Q. Do you feel that the greenery of ABV-IIITM is in any way a support to the quality council, that you have been a part of?
Ans. Of course, balancing between technology and natural ecology is an important aspect of every institution and this institute is exemplary in the task. I must congratulate every member of this institute and specially Prof. Deshmukh; Director through whose untiring efforts this wonderful eco-system has been developed.
Q. MTNL had a large number of users but its usage had drastically dropped in the recent years. What do you think has caused this?

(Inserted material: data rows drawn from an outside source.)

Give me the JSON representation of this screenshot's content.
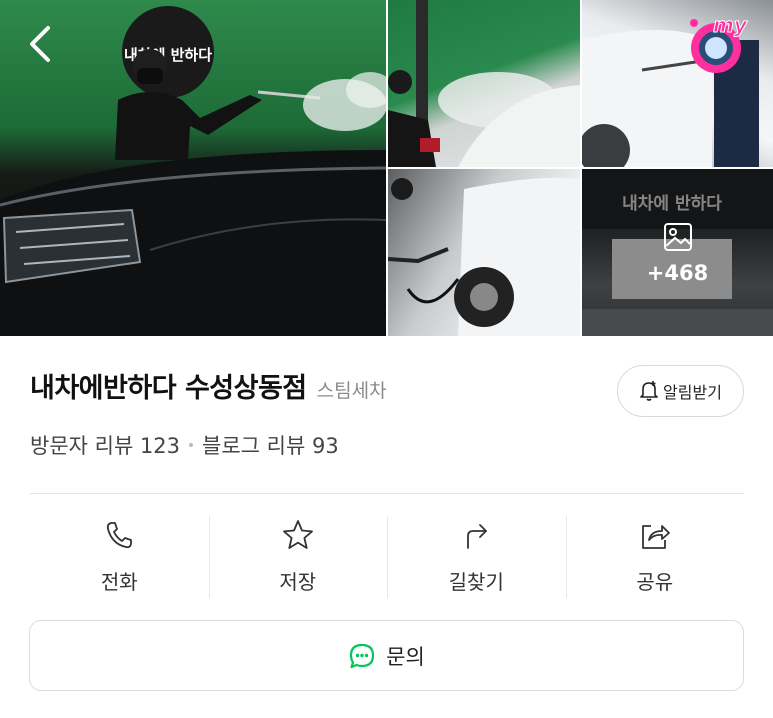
{
  "gallery": {
    "main_sign_text": "내차에 반하다",
    "shop_sign_text": "내차에 반하다",
    "more_count": "+468",
    "badge_text": "my"
  },
  "place": {
    "name": "내차에반하다 수성상동점",
    "category": "스팀세차",
    "visitor_reviews": "방문자 리뷰 123",
    "blog_reviews": "블로그 리뷰 93"
  },
  "alarm": {
    "label": "알림받기"
  },
  "actions": [
    {
      "label": "전화",
      "icon": "phone-icon"
    },
    {
      "label": "저장",
      "icon": "star-icon"
    },
    {
      "label": "길찾기",
      "icon": "directions-icon"
    },
    {
      "label": "공유",
      "icon": "share-icon"
    }
  ],
  "inquiry": {
    "label": "문의"
  },
  "colors": {
    "accent_green": "#03c75a",
    "text_primary": "#111111",
    "text_secondary": "#8a8a8a",
    "border": "#dcdcdc"
  }
}
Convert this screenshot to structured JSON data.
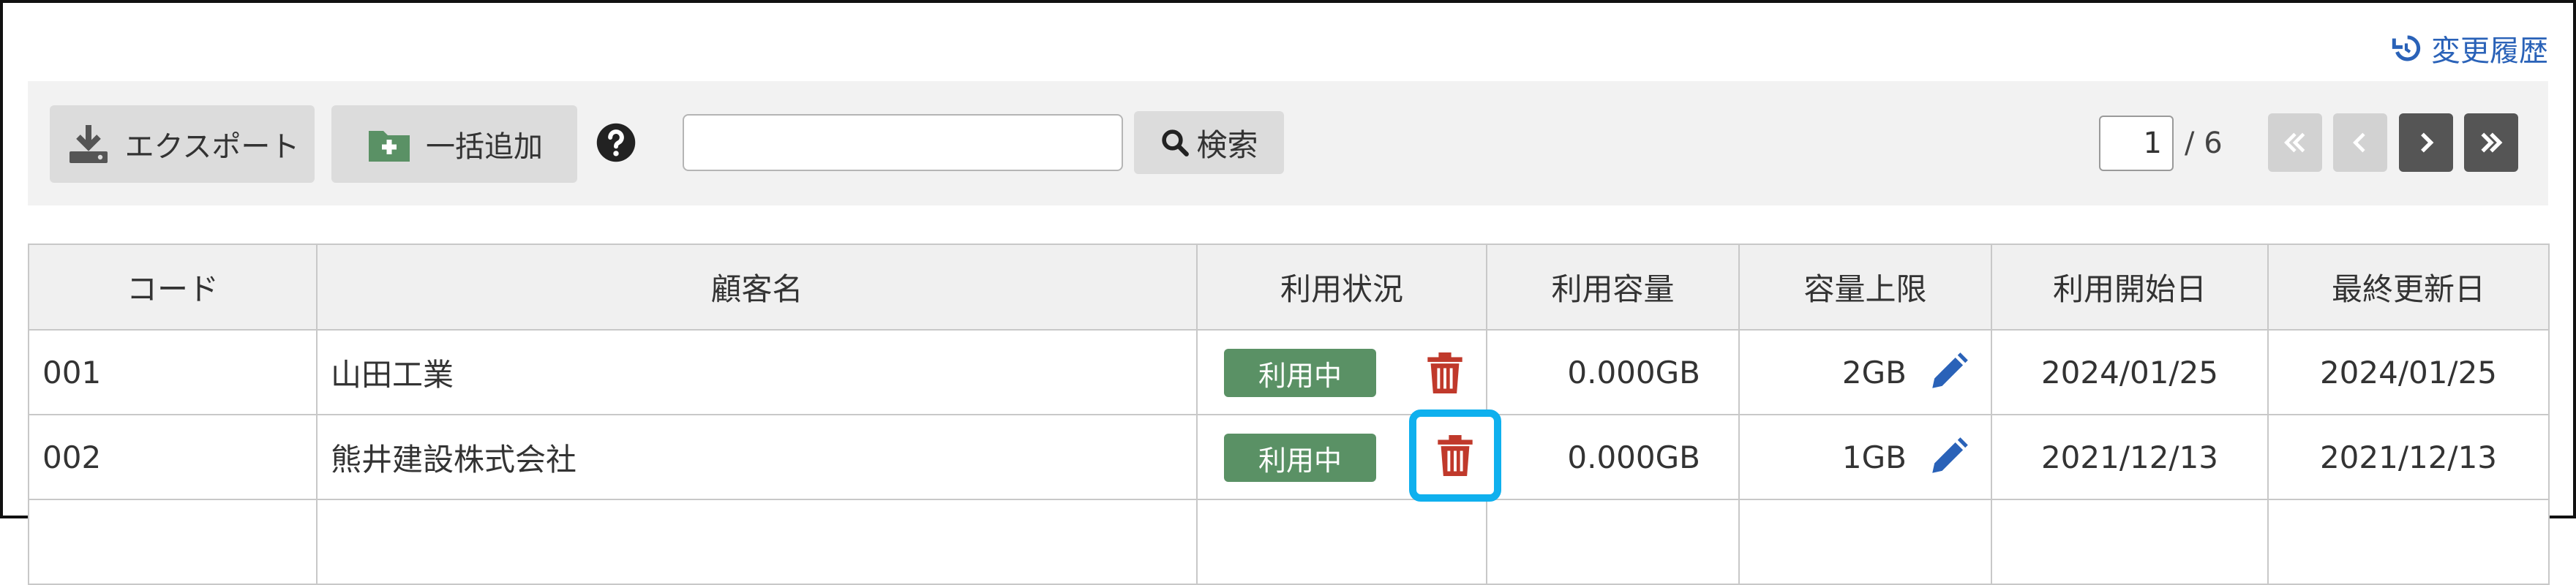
{
  "header": {
    "history_label": "変更履歴",
    "history_icon": "history-icon"
  },
  "toolbar": {
    "export_label": "エクスポート",
    "export_icon": "download-icon",
    "bulk_add_label": "一括追加",
    "bulk_add_icon": "folder-plus-icon",
    "help_icon": "question-circle-icon",
    "search_value": "",
    "search_label": "検索",
    "search_icon": "search-icon"
  },
  "pagination": {
    "current_page": "1",
    "total_text": "/ 6",
    "first_icon": "double-chevron-left-icon",
    "prev_icon": "chevron-left-icon",
    "next_icon": "chevron-right-icon",
    "last_icon": "double-chevron-right-icon"
  },
  "table": {
    "columns": [
      "コード",
      "顧客名",
      "利用状況",
      "利用容量",
      "容量上限",
      "利用開始日",
      "最終更新日"
    ],
    "rows": [
      {
        "code": "001",
        "customer": "山田工業",
        "status": "利用中",
        "usage": "0.000GB",
        "limit": "2GB",
        "start": "2024/01/25",
        "updated": "2024/01/25"
      },
      {
        "code": "002",
        "customer": "熊井建設株式会社",
        "status": "利用中",
        "usage": "0.000GB",
        "limit": "1GB",
        "start": "2021/12/13",
        "updated": "2021/12/13"
      }
    ]
  },
  "colors": {
    "accent_link": "#2a62b8",
    "status_green": "#5a9165",
    "delete_red": "#c0392b",
    "edit_blue": "#2a62b8",
    "focus_highlight": "#0fb0ee"
  }
}
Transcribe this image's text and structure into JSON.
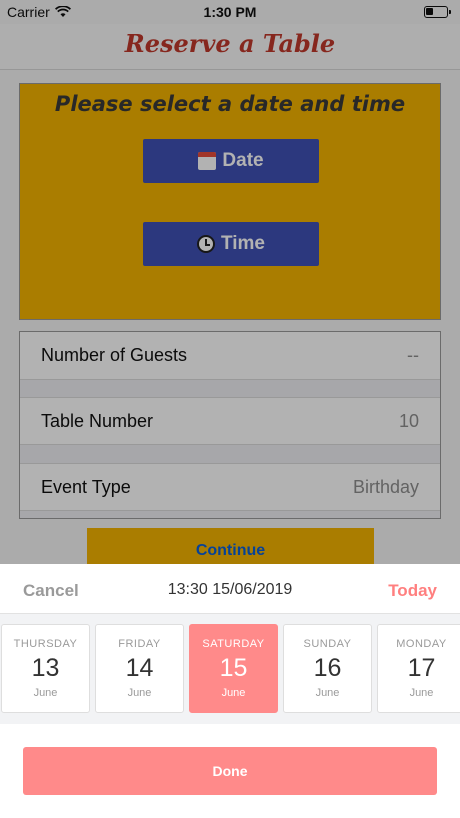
{
  "status_bar": {
    "carrier": "Carrier",
    "time": "1:30 PM"
  },
  "nav": {
    "title": "Reserve a Table"
  },
  "select_panel": {
    "heading": "Please select a date and time",
    "date_label": "Date",
    "time_label": "Time"
  },
  "details": [
    {
      "label": "Number of Guests",
      "value": "--"
    },
    {
      "label": "Table Number",
      "value": "10"
    },
    {
      "label": "Event Type",
      "value": "Birthday"
    }
  ],
  "continue_label": "Continue",
  "picker": {
    "cancel_label": "Cancel",
    "selected_text": "13:30 15/06/2019",
    "today_label": "Today",
    "days": [
      {
        "weekday": "THURSDAY",
        "day": "13",
        "month": "June"
      },
      {
        "weekday": "FRIDAY",
        "day": "14",
        "month": "June"
      },
      {
        "weekday": "SATURDAY",
        "day": "15",
        "month": "June"
      },
      {
        "weekday": "SUNDAY",
        "day": "16",
        "month": "June"
      },
      {
        "weekday": "MONDAY",
        "day": "17",
        "month": "June"
      }
    ],
    "selected_index": 2,
    "done_label": "Done"
  },
  "colors": {
    "title_red": "#c0392b",
    "panel_yellow": "#f4b400",
    "button_indigo": "#3f51b5",
    "accent_pink": "#ff8a8a",
    "link_blue": "#0a5fd9"
  },
  "icons": [
    "wifi-icon",
    "battery-icon",
    "calendar-icon",
    "clock-icon"
  ]
}
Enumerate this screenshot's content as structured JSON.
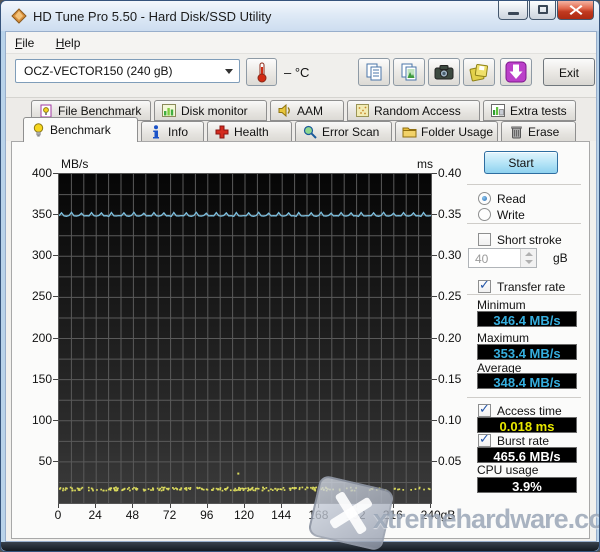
{
  "window": {
    "title": "HD Tune Pro 5.50 - Hard Disk/SSD Utility"
  },
  "menu": {
    "items": [
      "File",
      "Help"
    ]
  },
  "toolbar": {
    "drive_select_value": "OCZ-VECTOR150 (240 gB)",
    "temperature_display": "– °C",
    "icons": [
      "thermometer-icon",
      "copy-text-icon",
      "copy-image-icon",
      "camera-icon",
      "save-icon",
      "download-icon"
    ],
    "exit_label": "Exit"
  },
  "tabs": {
    "active": "Benchmark",
    "row1": [
      {
        "label": "File Benchmark",
        "icon": "file-benchmark-icon"
      },
      {
        "label": "Disk monitor",
        "icon": "disk-monitor-icon"
      },
      {
        "label": "AAM",
        "icon": "speaker-icon"
      },
      {
        "label": "Random Access",
        "icon": "random-access-icon"
      },
      {
        "label": "Extra tests",
        "icon": "extra-tests-icon"
      }
    ],
    "row2": [
      {
        "label": "Benchmark",
        "icon": "lightbulb-icon"
      },
      {
        "label": "Info",
        "icon": "info-icon"
      },
      {
        "label": "Health",
        "icon": "health-cross-icon"
      },
      {
        "label": "Error Scan",
        "icon": "magnifier-icon"
      },
      {
        "label": "Folder Usage",
        "icon": "folder-icon"
      },
      {
        "label": "Erase",
        "icon": "trash-icon"
      }
    ]
  },
  "controls": {
    "start_label": "Start",
    "read_label": "Read",
    "read_checked": true,
    "write_label": "Write",
    "write_checked": false,
    "short_stroke_label": "Short stroke",
    "short_stroke_checked": false,
    "short_stroke_value": "40",
    "short_stroke_unit": "gB",
    "transfer_rate_label": "Transfer rate",
    "transfer_rate_checked": true,
    "minimum_label": "Minimum",
    "minimum_value": "346.4 MB/s",
    "maximum_label": "Maximum",
    "maximum_value": "353.4 MB/s",
    "average_label": "Average",
    "average_value": "348.4 MB/s",
    "access_time_label": "Access time",
    "access_time_checked": true,
    "access_time_value": "0.018 ms",
    "burst_rate_label": "Burst rate",
    "burst_rate_checked": true,
    "burst_rate_value": "465.6 MB/s",
    "cpu_usage_label": "CPU usage",
    "cpu_usage_value": "3.9%"
  },
  "chart_data": {
    "type": "line",
    "title": "",
    "x_axis": {
      "unit": "gB",
      "min": 0,
      "max": 240,
      "tick_labels": [
        "0",
        "24",
        "48",
        "72",
        "96",
        "120",
        "144",
        "168",
        "192",
        "216",
        "240gB"
      ]
    },
    "y_left_axis": {
      "label": "MB/s",
      "min": 0,
      "max": 400,
      "tick_labels": [
        "400",
        "350",
        "300",
        "250",
        "200",
        "150",
        "100",
        "50"
      ]
    },
    "y_right_axis": {
      "label": "ms",
      "min": 0,
      "max": 0.4,
      "tick_labels": [
        "0.40",
        "0.35",
        "0.30",
        "0.25",
        "0.20",
        "0.15",
        "0.10",
        "0.05"
      ]
    },
    "grid": {
      "x_step_gb": 8,
      "y_step_mbps": 25,
      "color": "#5a5a5a"
    },
    "series": [
      {
        "name": "Transfer rate",
        "style": "line",
        "color": "#7cc0e0",
        "unit": "MB/s",
        "min": 346.4,
        "max": 353.4,
        "avg": 348.4,
        "points": 150,
        "pattern_mbps": [
          349.2,
          352.8,
          349.0,
          348.6,
          349.4,
          353.4,
          349.1,
          348.8,
          349.5,
          352.4,
          348.9,
          349.3,
          349.0,
          353.1,
          349.2,
          348.8,
          349.6,
          352.7,
          349.0,
          349.3,
          348.5,
          353.2,
          349.1,
          348.9,
          349.4
        ]
      },
      {
        "name": "Access time",
        "style": "dots",
        "color": "#d9d95c",
        "unit": "ms",
        "value_ms": 0.018,
        "jitter_ms": 0.004,
        "count": 300,
        "outliers": [
          {
            "x_gb": 115,
            "y_ms": 0.037
          }
        ]
      }
    ]
  },
  "watermark": {
    "text": "xtremehardware.com",
    "logo": "x-tile-logo"
  }
}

Ans. Unlike other services, Telecom and Aviation are the two services which can be profitable when they have no geographical barrier. MTNL land-line is limited to two metros namely Delhi and Mumbai. However its Mobile service covers entire NCR region in Delhi and only Mumbai Metropolitan area. It has no growth potential but has to compete with Private Service providers that have not only national but also International connectivity. Any turnaround is possible with merger with National player.
Q. So why not merge MTNL and BSNL?
Ans. Policy decision is needed. There are stake holders; some of them have different views or vested interests. Policy announcement followed by committing resources and clear direction for adhering to timeline is equally important. We can’t have the luxury to wait and allow these institutes to be a burden.
Q. What kind of message do you want to pass on to the future generations?
Ans. Be a solution provider and not a product delivers. Never doubt ‘can it be done?’, instead do it and show. Try to come up with cost efficient and practical technology. Show empathy to those who are less fortunate and help them. Develop a few leaders and not the mere workers.
Team of This Interview
- Raktim Patar
- Sakshi chahal
- Barre Rishvanth
- Mathangi Akash Kumar
- Haritha S
- Soumya Veldandi